Start of DATA RECORDS

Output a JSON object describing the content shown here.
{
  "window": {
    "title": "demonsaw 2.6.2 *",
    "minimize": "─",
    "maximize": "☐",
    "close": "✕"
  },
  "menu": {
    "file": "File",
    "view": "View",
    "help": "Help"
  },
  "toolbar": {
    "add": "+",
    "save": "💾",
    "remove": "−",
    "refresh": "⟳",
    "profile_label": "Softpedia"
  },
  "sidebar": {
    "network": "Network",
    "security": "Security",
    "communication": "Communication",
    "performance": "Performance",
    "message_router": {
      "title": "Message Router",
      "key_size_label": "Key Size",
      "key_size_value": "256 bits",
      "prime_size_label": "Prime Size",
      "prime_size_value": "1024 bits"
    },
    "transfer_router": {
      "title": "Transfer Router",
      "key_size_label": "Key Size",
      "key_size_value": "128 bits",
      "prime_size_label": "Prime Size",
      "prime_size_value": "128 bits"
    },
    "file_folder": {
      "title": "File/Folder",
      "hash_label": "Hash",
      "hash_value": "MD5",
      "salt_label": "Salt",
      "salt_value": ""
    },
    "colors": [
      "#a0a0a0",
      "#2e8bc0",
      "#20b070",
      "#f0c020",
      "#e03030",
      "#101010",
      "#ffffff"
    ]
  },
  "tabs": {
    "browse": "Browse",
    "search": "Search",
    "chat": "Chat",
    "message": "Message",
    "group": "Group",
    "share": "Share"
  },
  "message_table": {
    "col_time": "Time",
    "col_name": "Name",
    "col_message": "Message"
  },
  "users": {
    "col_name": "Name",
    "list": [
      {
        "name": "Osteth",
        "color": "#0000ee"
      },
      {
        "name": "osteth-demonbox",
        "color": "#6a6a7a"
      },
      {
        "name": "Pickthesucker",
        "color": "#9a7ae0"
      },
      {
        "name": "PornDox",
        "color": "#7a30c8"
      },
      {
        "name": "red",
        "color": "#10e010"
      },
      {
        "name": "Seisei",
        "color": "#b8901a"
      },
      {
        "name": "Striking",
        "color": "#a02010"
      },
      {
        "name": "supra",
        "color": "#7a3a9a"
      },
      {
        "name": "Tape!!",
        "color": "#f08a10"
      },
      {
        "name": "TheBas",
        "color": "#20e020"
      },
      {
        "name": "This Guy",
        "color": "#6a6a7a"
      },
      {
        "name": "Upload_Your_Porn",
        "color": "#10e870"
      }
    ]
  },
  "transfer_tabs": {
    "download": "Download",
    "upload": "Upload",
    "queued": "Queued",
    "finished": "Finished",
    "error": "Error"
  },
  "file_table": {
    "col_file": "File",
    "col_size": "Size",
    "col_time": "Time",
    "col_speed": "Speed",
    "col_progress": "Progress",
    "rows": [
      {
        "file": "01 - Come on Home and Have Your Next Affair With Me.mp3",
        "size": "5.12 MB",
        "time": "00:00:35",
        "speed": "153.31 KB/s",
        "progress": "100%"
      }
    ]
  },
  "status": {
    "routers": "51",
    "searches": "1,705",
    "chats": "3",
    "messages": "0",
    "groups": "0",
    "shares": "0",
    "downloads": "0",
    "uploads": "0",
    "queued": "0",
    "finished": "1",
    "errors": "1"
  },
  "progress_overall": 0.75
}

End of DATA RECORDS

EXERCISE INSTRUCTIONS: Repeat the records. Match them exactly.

EXERCISE ANSWER:
Output a JSON object describing the content shown here.
{
  "window": {
    "title": "demonsaw 2.6.2 *",
    "minimize": "─",
    "maximize": "☐",
    "close": "✕"
  },
  "menu": {
    "file": "File",
    "view": "View",
    "help": "Help"
  },
  "toolbar": {
    "add": "+",
    "save": "💾",
    "remove": "−",
    "refresh": "⟳",
    "profile_label": "Softpedia"
  },
  "sidebar": {
    "network": "Network",
    "security": "Security",
    "communication": "Communication",
    "performance": "Performance",
    "message_router": {
      "title": "Message Router",
      "key_size_label": "Key Size",
      "key_size_value": "256 bits",
      "prime_size_label": "Prime Size",
      "prime_size_value": "1024 bits"
    },
    "transfer_router": {
      "title": "Transfer Router",
      "key_size_label": "Key Size",
      "key_size_value": "128 bits",
      "prime_size_label": "Prime Size",
      "prime_size_value": "128 bits"
    },
    "file_folder": {
      "title": "File/Folder",
      "hash_label": "Hash",
      "hash_value": "MD5",
      "salt_label": "Salt",
      "salt_value": ""
    },
    "colors": [
      "#a0a0a0",
      "#2e8bc0",
      "#20b070",
      "#f0c020",
      "#e03030",
      "#101010",
      "#ffffff"
    ]
  },
  "tabs": {
    "browse": "Browse",
    "search": "Search",
    "chat": "Chat",
    "message": "Message",
    "group": "Group",
    "share": "Share"
  },
  "message_table": {
    "col_time": "Time",
    "col_name": "Name",
    "col_message": "Message"
  },
  "users": {
    "col_name": "Name",
    "list": [
      {
        "name": "Osteth",
        "color": "#0000ee"
      },
      {
        "name": "osteth-demonbox",
        "color": "#6a6a7a"
      },
      {
        "name": "Pickthesucker",
        "color": "#9a7ae0"
      },
      {
        "name": "PornDox",
        "color": "#7a30c8"
      },
      {
        "name": "red",
        "color": "#10e010"
      },
      {
        "name": "Seisei",
        "color": "#b8901a"
      },
      {
        "name": "Striking",
        "color": "#a02010"
      },
      {
        "name": "supra",
        "color": "#7a3a9a"
      },
      {
        "name": "Tape!!",
        "color": "#f08a10"
      },
      {
        "name": "TheBas",
        "color": "#20e020"
      },
      {
        "name": "This Guy",
        "color": "#6a6a7a"
      },
      {
        "name": "Upload_Your_Porn",
        "color": "#10e870"
      }
    ]
  },
  "transfer_tabs": {
    "download": "Download",
    "upload": "Upload",
    "queued": "Queued",
    "finished": "Finished",
    "error": "Error"
  },
  "file_table": {
    "col_file": "File",
    "col_size": "Size",
    "col_time": "Time",
    "col_speed": "Speed",
    "col_progress": "Progress",
    "rows": [
      {
        "file": "01 - Come on Home and Have Your Next Affair With Me.mp3",
        "size": "5.12 MB",
        "time": "00:00:35",
        "speed": "153.31 KB/s",
        "progress": "100%"
      }
    ]
  },
  "status": {
    "routers": "51",
    "searches": "1,705",
    "chats": "3",
    "messages": "0",
    "groups": "0",
    "shares": "0",
    "downloads": "0",
    "uploads": "0",
    "queued": "0",
    "finished": "1",
    "errors": "1"
  },
  "progress_overall": 0.75
}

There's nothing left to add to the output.